WHAT NEEDS TO BE DONE:
Scan the material for the word "localhost" and return every matching line.
^^^^^^^^^^^^^^^^
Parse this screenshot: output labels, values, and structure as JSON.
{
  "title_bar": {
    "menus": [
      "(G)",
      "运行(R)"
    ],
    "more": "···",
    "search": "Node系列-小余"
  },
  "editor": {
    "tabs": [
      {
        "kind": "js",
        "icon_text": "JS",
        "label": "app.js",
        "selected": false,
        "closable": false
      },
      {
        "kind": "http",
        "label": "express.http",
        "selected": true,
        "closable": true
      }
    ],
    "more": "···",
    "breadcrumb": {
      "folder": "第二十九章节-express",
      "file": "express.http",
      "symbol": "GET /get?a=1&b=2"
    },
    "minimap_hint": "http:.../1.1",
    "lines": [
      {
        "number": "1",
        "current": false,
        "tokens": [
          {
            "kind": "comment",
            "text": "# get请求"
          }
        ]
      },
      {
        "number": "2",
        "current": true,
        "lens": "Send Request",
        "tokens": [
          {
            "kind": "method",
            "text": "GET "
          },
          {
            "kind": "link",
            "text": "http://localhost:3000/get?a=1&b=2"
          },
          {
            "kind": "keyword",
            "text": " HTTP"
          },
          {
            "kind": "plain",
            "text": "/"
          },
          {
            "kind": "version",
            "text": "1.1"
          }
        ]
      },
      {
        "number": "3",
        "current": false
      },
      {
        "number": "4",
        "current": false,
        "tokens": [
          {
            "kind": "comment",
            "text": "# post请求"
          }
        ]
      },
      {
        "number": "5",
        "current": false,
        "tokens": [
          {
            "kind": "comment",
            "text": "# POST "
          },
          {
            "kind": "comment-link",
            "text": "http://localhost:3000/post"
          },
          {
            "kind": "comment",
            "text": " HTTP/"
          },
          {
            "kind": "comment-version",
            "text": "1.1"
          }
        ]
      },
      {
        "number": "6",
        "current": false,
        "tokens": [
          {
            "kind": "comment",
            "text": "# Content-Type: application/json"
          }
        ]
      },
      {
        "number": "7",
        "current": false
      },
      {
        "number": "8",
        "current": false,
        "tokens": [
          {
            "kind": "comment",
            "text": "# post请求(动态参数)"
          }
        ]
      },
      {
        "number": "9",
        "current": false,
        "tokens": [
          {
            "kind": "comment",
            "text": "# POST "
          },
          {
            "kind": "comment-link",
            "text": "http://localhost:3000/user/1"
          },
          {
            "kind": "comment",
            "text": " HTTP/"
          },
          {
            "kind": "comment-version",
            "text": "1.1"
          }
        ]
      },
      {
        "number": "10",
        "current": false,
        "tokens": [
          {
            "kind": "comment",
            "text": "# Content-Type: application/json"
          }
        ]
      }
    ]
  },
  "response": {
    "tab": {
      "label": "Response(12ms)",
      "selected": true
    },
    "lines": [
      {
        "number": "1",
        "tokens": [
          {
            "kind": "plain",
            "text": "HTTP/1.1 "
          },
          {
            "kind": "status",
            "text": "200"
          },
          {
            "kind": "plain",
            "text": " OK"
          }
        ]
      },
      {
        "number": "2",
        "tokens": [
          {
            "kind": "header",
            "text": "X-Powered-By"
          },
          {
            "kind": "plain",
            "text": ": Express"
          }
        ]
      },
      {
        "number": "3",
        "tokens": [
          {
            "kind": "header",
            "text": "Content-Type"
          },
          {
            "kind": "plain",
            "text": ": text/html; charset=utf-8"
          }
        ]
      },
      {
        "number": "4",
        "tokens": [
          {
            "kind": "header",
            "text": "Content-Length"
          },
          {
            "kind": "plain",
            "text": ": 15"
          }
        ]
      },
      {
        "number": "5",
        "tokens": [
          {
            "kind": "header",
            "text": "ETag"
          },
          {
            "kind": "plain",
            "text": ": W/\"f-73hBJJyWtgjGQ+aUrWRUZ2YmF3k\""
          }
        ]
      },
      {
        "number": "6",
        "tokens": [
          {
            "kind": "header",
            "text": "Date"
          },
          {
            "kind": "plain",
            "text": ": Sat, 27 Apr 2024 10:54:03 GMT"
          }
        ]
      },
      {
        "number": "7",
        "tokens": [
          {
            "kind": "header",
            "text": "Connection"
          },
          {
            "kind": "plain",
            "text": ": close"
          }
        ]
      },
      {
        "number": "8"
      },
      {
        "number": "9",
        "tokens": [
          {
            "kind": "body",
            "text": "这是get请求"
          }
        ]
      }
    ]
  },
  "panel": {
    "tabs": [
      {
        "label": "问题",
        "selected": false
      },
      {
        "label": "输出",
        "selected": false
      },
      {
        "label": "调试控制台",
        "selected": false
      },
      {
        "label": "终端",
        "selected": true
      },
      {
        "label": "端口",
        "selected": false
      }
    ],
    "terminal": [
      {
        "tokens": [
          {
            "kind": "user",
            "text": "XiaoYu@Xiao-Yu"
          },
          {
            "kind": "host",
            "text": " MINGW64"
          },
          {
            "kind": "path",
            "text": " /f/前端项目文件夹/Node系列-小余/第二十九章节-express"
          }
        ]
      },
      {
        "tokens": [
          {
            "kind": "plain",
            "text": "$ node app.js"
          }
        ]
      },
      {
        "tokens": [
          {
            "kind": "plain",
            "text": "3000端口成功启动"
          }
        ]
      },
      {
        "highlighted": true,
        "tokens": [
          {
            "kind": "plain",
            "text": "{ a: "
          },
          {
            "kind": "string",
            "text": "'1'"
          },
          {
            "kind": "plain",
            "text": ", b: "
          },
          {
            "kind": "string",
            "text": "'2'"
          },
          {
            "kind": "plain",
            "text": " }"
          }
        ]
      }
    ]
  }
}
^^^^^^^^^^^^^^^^
EXERCISE SOLUTION:
            "text": "http://localhost:3000/get?a=1&b=2"
            "text": "http://localhost:3000/post"
            "text": "http://localhost:3000/user/1"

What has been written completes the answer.